Task details:
Look at every line of the material below and tally those containing "札幌ドーム". Reply with the total alone.

Data:
-----

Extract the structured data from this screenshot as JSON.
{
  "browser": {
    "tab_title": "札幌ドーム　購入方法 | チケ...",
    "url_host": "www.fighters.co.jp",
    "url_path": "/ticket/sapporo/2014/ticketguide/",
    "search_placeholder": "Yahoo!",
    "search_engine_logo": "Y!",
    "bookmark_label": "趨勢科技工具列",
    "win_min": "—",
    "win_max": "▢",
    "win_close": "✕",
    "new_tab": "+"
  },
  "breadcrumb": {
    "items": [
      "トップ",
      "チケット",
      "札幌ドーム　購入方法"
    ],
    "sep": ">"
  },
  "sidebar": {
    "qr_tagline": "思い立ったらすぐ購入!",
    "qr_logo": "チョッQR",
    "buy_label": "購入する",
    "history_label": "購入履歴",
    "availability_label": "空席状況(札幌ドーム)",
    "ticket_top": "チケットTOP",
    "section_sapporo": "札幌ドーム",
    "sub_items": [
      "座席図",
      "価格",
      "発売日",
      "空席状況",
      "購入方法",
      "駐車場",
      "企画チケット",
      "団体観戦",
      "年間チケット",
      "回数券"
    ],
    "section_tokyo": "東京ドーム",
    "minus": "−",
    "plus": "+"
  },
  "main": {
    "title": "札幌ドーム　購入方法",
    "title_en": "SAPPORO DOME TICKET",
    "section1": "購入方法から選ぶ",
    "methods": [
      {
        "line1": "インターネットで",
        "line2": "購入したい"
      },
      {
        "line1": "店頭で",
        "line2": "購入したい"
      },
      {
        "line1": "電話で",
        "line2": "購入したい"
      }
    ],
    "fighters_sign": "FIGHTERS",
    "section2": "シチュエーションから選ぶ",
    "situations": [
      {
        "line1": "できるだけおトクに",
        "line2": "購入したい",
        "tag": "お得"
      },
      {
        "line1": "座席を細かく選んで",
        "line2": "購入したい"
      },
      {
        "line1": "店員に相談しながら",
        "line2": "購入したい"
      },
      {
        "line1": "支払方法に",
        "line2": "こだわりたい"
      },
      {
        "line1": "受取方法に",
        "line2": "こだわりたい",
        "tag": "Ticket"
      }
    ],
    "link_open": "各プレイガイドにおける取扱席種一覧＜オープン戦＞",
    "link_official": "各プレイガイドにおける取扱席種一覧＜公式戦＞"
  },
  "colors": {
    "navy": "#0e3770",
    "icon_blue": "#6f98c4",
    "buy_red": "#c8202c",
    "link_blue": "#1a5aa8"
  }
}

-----

Reply to the task:
5